As with all of our work, the Arden Park restoration was born out of partnership. In 2014, MCWD and the City of Edina agreed to work together to identify areas of collaboration within stormwater management, flood mitigation, water resources improvements, parks and public land management, greenway development, land use planning, and economic development.
As part of this commitment to collaboration, in 2016, the City of Edina and MCWD identified that working together to restore Arden Park would provide natural resources benefits while meeting community goals and plans and maximizing public investment.
Throughout 2016 and 2017, the City and MCWD worked with the community to shape a concept design for the restored park. In 2018, the City and MCWD continued to refine the design and incorporate community feedback, before finalizing the design at the end of 2018.
The restoration began in earnest in January 2019. Demolition of the park shelter, playground, pedestrian bridge, and dam near the 54th Street bridge were completed in early January. In mid-January, crews began working on remeandering Minnehaha Creek and building the new streambank which wrapped up in mid-March. They then turned their attention to installing the supports for the pedestrian bridges and boardwalk before taking a pause while the ground thaws.
Construction will pick up again in May when crews will install the stormwater management features, utilities, bridges, park trails and park facilities. Summer and fall will bring the installation of landscaping, final creek restoration, and the construction of the new playground and park shelter building. The park, which remains closed throughout construction for the public’s safety, should reopen by the end of the year.
The restoration of Arden Park builds upon work being done upstream in St. Louis Park and Hopkins to restore what had been the most degraded section of Minnehaha Creek. When completed, the Minnehaha Creek Greenway will manage and treat 440 acres of stormwater and will feature 1.4 miles of restored creek, 30 acres of restored wetlands, 109 acres of public green space, and 2.3 miles of public trails.
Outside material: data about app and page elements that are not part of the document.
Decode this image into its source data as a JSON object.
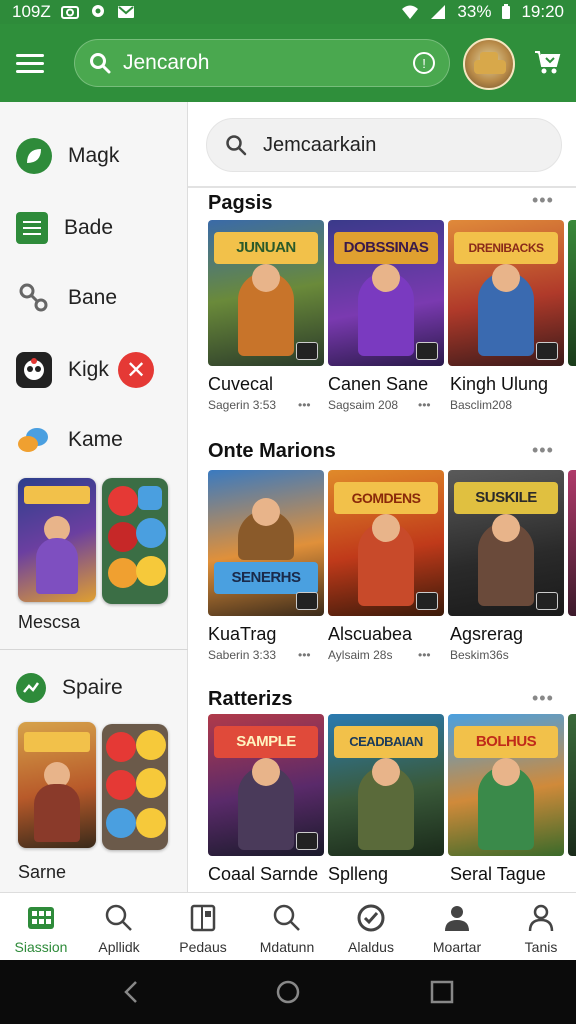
{
  "status": {
    "time_left": "109Z",
    "battery": "33%",
    "time_right": "19:20"
  },
  "topbar": {
    "search_text": "Jencaroh",
    "info_icon": "info-icon"
  },
  "drawer": {
    "items": [
      {
        "label": "Magk",
        "icon": "leaf-icon",
        "color": "#2e8b3a"
      },
      {
        "label": "Bade",
        "icon": "list-icon",
        "color": "#2e8b3a"
      },
      {
        "label": "Bane",
        "icon": "share-icon",
        "color": "#666666"
      },
      {
        "label": "Kigk",
        "icon": "app-icon",
        "color": "#333333"
      },
      {
        "label": "Kame",
        "icon": "gamepad-icon",
        "color": "#f0a030"
      }
    ],
    "section1_caption": "Mescsa",
    "section2_label": "Spaire",
    "section2_caption": "Sarne"
  },
  "content": {
    "search_text": "Jemcaarkain",
    "sections": [
      {
        "title": "Pagsis",
        "cards": [
          {
            "title": "Cuvecal",
            "sub": "Sagerin 3:53",
            "banner": "JUNUAN"
          },
          {
            "title": "Canen Sane",
            "sub": "Sagsaim 208",
            "banner": "DOBSSINAS"
          },
          {
            "title": "Kingh Ulung",
            "sub": "Basclim208",
            "banner": "DRENIBACKS"
          }
        ]
      },
      {
        "title": "Onte Marions",
        "cards": [
          {
            "title": "KuaTrag",
            "sub": "Saberin 3:33",
            "banner": "SENERHS"
          },
          {
            "title": "Alscuabea",
            "sub": "Aylsaim 28s",
            "banner": "GOMDENS"
          },
          {
            "title": "Agsrerag",
            "sub": "Beskim36s",
            "banner": "SUSKILE"
          }
        ]
      },
      {
        "title": "Ratterizs",
        "cards": [
          {
            "title": "Coaal Sarnde",
            "sub": "",
            "banner": "SAMPLE"
          },
          {
            "title": "Splleng",
            "sub": "",
            "banner": "CEADBAIAN"
          },
          {
            "title": "Seral Tague",
            "sub": "",
            "banner": "BOLHUS"
          }
        ]
      }
    ]
  },
  "bottom_nav": [
    {
      "label": "Siassion",
      "icon": "grid-icon",
      "active": true
    },
    {
      "label": "Apllidk",
      "icon": "search-icon",
      "active": false
    },
    {
      "label": "Pedaus",
      "icon": "book-icon",
      "active": false
    },
    {
      "label": "Mdatunn",
      "icon": "search-icon",
      "active": false
    },
    {
      "label": "Alaldus",
      "icon": "check-circle-icon",
      "active": false
    },
    {
      "label": "Moartar",
      "icon": "person-icon",
      "active": false
    },
    {
      "label": "Tanis",
      "icon": "person-outline-icon",
      "active": false
    }
  ],
  "colors": {
    "primary": "#2f8f3b",
    "accent_red": "#e53935"
  }
}
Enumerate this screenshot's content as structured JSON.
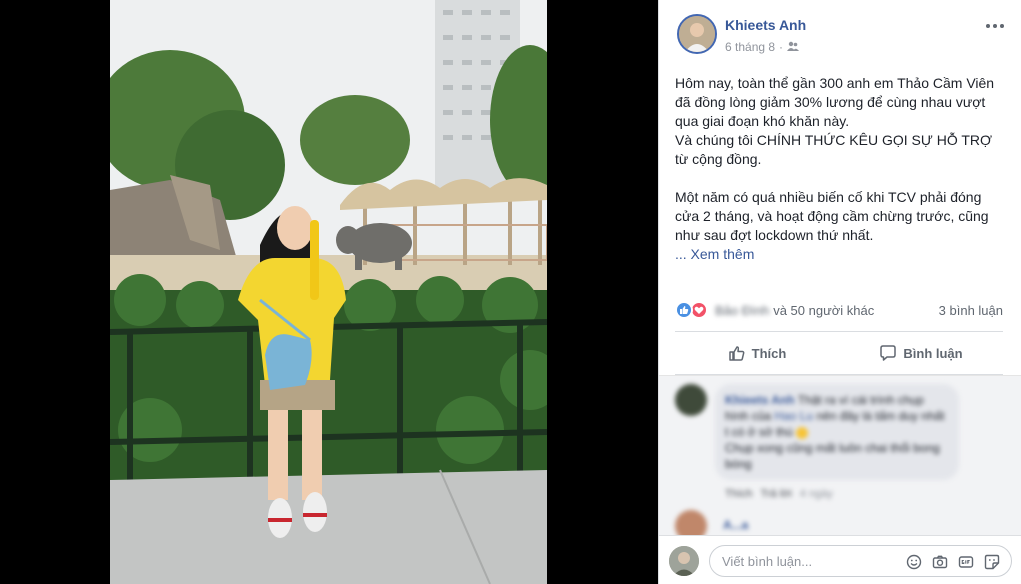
{
  "post": {
    "author": "Khieets Anh",
    "date": "6 tháng 8",
    "privacy_icon": "friends-icon",
    "lines": [
      "Hôm nay, toàn thể gần 300 anh em Thảo Cầm Viên",
      "đã đồng lòng giảm 30% lương để cùng nhau vượt",
      "qua giai đoạn khó khăn này.",
      "Và chúng tôi CHÍNH THỨC KÊU GỌI SỰ HỖ TRỢ",
      "từ cộng đồng.",
      "",
      "Một năm có quá nhiều biến cố khi TCV phải đóng",
      "cửa 2 tháng, và hoạt động cầm chừng trước, cũng",
      "như sau đợt lockdown thứ nhất."
    ],
    "see_more": "... Xem thêm"
  },
  "reactions": {
    "names_blurred": "Bảo Đình",
    "others": "và 50 người khác",
    "comment_count": "3 bình luận"
  },
  "actions": {
    "like": "Thích",
    "comment": "Bình luận"
  },
  "comments": [
    {
      "author": "Khieets Anh",
      "text_1": "Thật ra ví cái trình chụp hình",
      "text_2": "của",
      "mention": "Hao Lu",
      "text_3": "nên đây là tấm duy nhất t có ở",
      "text_4": "sở thú",
      "text_5": "Chụp xong cũng mất luôn chai thổi bong bóng",
      "like": "Thích",
      "reply": "Trả lời",
      "time": "4 ngày"
    },
    {
      "author": "A...a"
    }
  ],
  "composer": {
    "placeholder": "Viết bình luận..."
  },
  "colors": {
    "link": "#385898",
    "like_blue": "#4a90e2",
    "love_red": "#f25268",
    "muted": "#606770"
  }
}
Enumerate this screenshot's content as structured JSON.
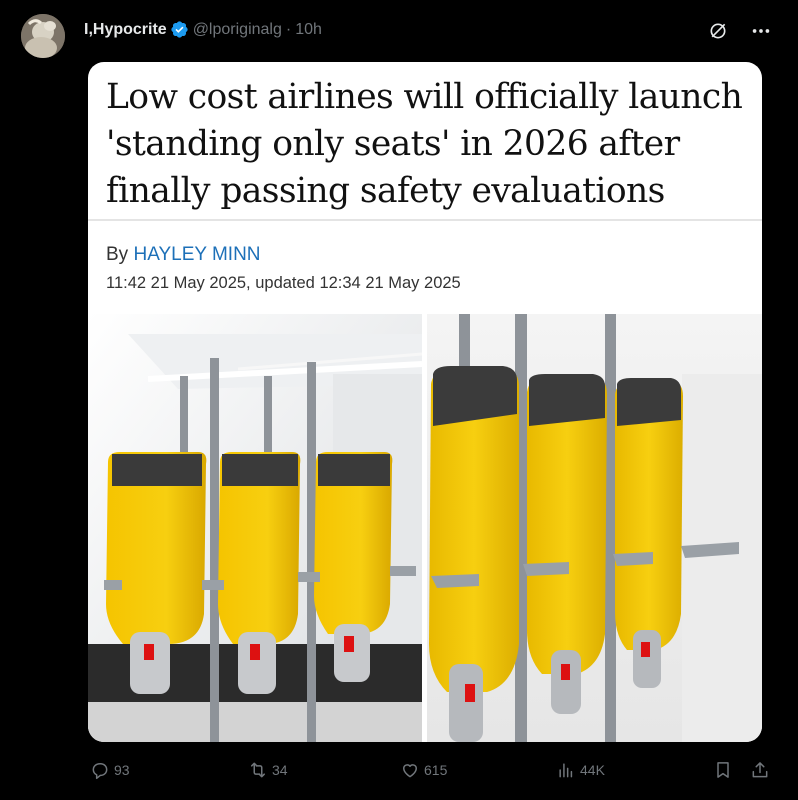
{
  "post": {
    "display_name": "I,Hypocrite",
    "handle": "@lporiginalg",
    "separator": "·",
    "time": "10h"
  },
  "article": {
    "headline": "Low cost airlines will officially launch 'standing only seats' in 2026 after finally passing safety evaluations",
    "byline_prefix": "By",
    "author": "HAYLEY MINN",
    "dateline": "11:42 21 May 2025, updated 12:34 21 May 2025"
  },
  "actions": {
    "replies": "93",
    "reposts": "34",
    "likes": "615",
    "views": "44K"
  },
  "icons": {
    "verified": "verified-badge-icon",
    "grok": "grok-icon",
    "more": "more-icon",
    "reply": "reply-icon",
    "repost": "repost-icon",
    "like": "heart-icon",
    "views": "views-icon",
    "bookmark": "bookmark-icon",
    "share": "share-icon"
  },
  "colors": {
    "background": "#000000",
    "name": "#e7e9ea",
    "muted": "#71767b",
    "verified": "#1d9bf0",
    "author_link": "#1d70b8",
    "seat_yellow": "#f2c400",
    "headrest": "#3a3a3a"
  }
}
The restoration of Arden Park will manage an additional 80 acres of stormwater and will feature over 2,000 feet of restored creek, 6.7 acres of restored wetlands, and 1.3 miles of public trails.